Description of the task –
Scan the entries below for "text" and copy each line that holds it.
** Opening Study material block **
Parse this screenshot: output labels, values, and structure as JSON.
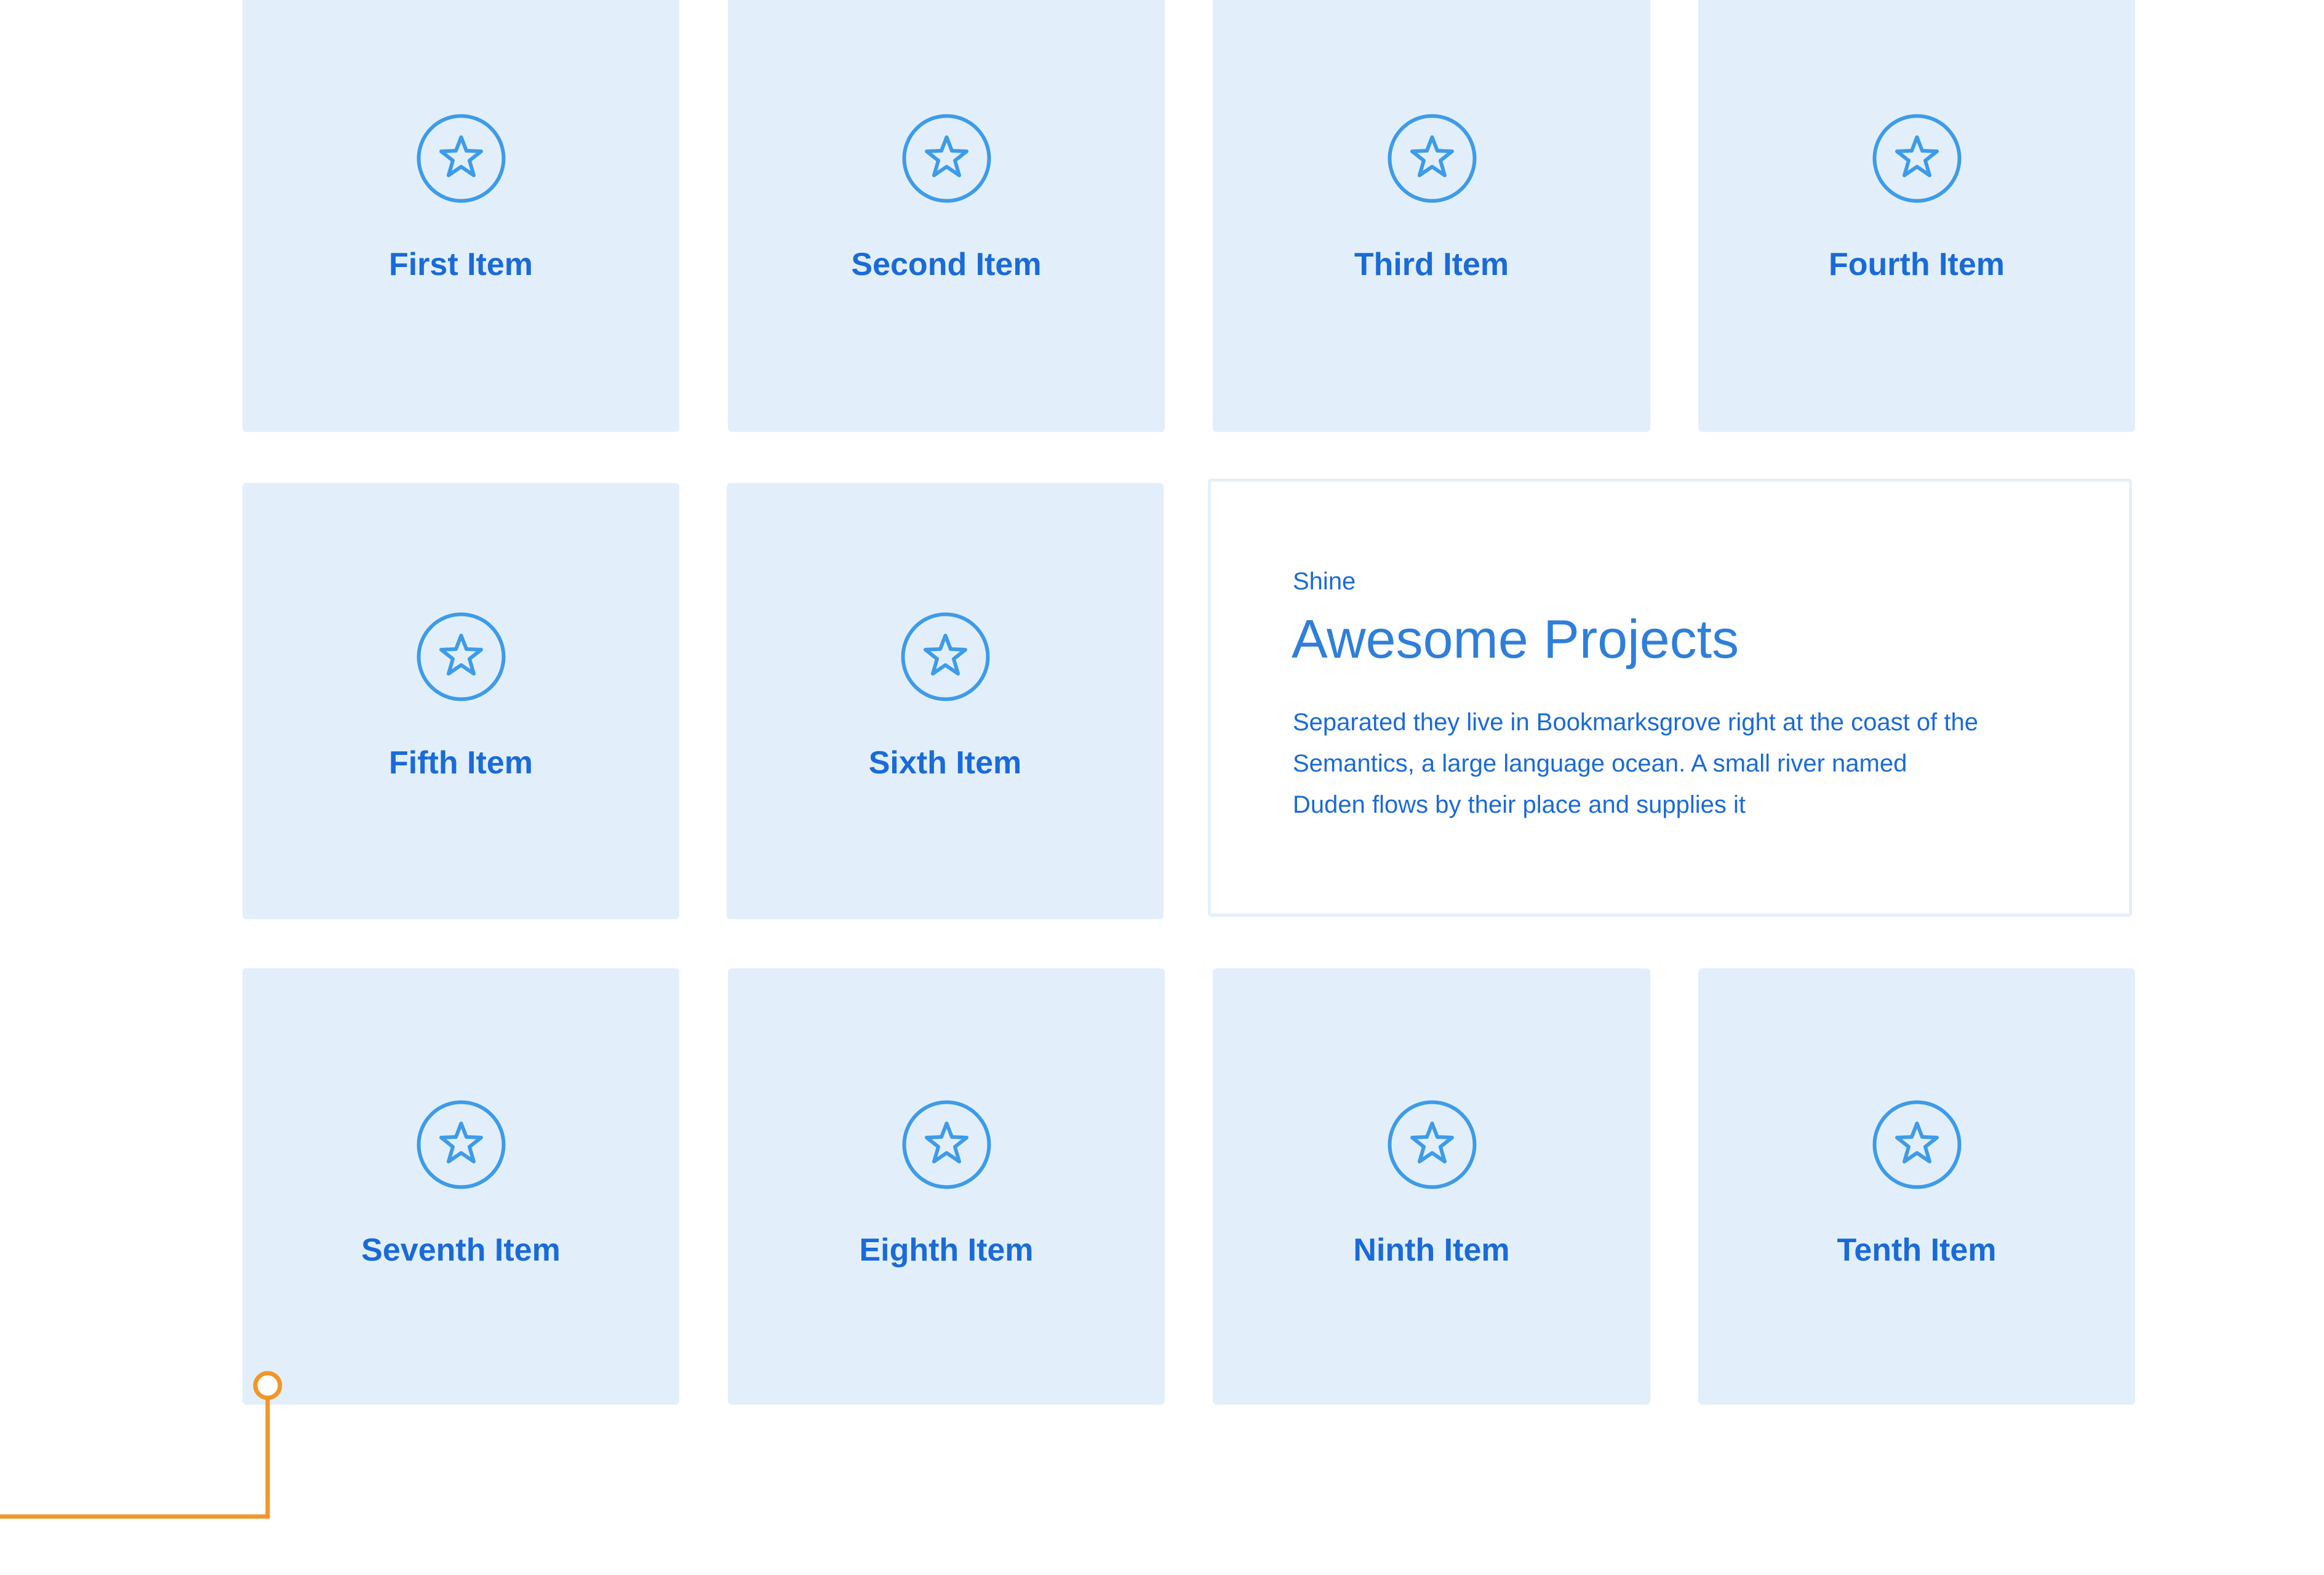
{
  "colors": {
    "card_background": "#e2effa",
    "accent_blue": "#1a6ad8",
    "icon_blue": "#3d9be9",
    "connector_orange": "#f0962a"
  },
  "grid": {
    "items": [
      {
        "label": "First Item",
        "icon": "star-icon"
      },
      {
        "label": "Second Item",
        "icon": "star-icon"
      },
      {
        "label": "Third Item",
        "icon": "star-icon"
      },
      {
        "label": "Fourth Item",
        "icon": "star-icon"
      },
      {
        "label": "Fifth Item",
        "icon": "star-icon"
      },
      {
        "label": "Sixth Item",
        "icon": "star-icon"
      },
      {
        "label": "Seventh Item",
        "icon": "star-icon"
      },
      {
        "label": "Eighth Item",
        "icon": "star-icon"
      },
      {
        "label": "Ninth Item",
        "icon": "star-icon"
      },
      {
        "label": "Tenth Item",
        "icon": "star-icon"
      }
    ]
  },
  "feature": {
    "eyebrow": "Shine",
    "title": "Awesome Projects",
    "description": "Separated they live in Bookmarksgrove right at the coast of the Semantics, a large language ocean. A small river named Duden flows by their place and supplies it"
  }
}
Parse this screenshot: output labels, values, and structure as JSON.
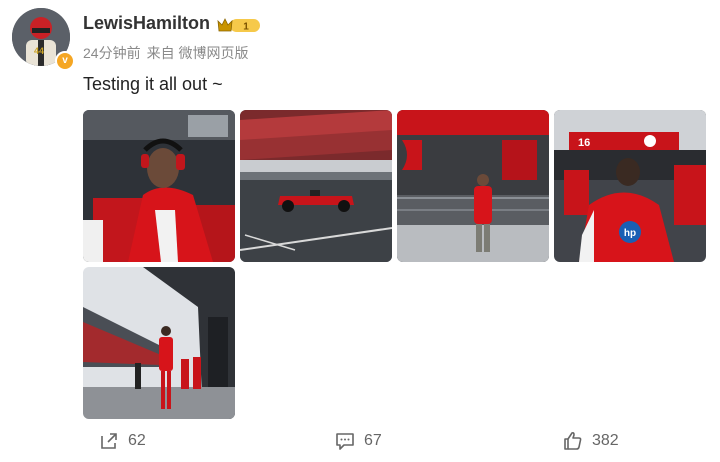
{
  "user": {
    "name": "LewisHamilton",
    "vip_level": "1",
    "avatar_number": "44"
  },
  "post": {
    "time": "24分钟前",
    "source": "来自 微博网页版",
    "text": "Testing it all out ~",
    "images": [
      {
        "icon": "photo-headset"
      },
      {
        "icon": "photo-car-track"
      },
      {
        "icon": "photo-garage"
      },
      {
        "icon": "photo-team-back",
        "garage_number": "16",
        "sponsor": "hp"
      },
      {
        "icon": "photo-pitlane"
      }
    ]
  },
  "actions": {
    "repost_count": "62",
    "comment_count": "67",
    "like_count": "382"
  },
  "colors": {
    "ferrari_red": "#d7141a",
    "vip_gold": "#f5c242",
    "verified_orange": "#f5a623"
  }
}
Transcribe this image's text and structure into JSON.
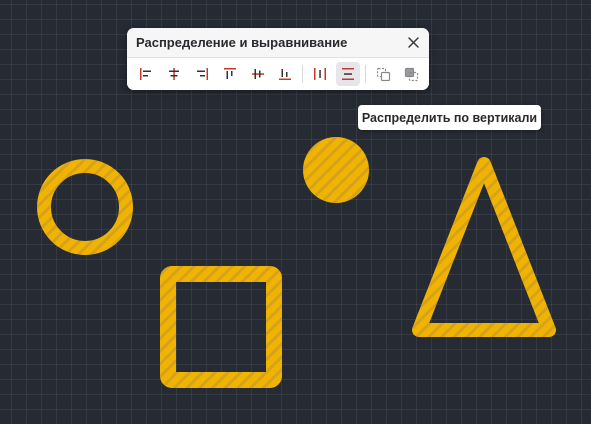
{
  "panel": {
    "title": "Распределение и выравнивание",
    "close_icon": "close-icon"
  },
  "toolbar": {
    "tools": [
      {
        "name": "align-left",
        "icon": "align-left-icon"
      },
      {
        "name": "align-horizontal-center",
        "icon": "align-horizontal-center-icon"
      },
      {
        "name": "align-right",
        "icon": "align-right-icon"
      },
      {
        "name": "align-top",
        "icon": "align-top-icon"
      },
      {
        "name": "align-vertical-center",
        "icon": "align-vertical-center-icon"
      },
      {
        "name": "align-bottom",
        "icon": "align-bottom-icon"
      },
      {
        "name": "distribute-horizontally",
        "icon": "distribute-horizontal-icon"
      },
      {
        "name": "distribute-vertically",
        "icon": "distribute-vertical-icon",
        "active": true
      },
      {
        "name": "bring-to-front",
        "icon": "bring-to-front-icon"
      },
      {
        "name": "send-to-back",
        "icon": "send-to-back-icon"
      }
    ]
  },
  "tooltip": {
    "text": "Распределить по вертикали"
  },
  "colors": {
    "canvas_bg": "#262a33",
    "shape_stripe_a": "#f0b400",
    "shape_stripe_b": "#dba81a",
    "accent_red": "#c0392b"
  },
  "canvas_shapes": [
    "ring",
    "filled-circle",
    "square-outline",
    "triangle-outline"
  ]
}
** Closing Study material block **
Solution for this problem –
    "text": "Testing it all out ~",
Transcribe this image's text and structure into JSON.
    "text": "Распределить по вертикали"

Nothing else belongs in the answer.